(Component data from apps and pages)
────────────────
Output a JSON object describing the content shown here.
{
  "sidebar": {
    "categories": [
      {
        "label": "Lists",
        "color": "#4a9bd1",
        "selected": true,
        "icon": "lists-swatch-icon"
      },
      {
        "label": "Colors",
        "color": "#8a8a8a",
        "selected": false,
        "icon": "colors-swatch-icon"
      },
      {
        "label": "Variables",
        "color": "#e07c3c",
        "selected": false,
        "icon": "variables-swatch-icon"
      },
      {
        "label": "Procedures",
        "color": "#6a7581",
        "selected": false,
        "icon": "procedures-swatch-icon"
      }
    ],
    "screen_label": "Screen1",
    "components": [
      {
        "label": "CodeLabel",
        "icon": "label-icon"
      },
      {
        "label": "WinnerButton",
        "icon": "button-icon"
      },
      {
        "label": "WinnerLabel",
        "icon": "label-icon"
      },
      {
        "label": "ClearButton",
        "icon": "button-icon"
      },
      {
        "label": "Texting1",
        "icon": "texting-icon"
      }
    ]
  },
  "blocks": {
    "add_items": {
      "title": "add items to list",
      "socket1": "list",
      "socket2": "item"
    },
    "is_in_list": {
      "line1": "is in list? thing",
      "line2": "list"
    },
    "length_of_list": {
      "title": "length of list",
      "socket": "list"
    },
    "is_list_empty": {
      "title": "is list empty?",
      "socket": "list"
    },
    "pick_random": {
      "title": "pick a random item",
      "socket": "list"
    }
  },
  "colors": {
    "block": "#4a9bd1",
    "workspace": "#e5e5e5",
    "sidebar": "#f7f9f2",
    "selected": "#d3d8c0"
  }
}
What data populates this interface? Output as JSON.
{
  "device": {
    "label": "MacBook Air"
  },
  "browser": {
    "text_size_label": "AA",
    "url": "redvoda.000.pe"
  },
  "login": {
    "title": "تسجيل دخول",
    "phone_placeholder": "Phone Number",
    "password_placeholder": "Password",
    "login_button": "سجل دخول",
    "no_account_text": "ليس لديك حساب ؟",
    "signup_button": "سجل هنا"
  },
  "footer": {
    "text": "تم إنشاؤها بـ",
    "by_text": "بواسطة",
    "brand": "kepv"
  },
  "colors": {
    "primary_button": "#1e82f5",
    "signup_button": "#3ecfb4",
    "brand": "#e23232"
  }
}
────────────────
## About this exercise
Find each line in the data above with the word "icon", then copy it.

## Your response
        "icon": "lists-swatch-icon"
        "icon": "colors-swatch-icon"
        "icon": "variables-swatch-icon"
        "icon": "procedures-swatch-icon"
        "icon": "label-icon"
        "icon": "button-icon"
        "icon": "label-icon"
        "icon": "button-icon"
        "icon": "texting-icon"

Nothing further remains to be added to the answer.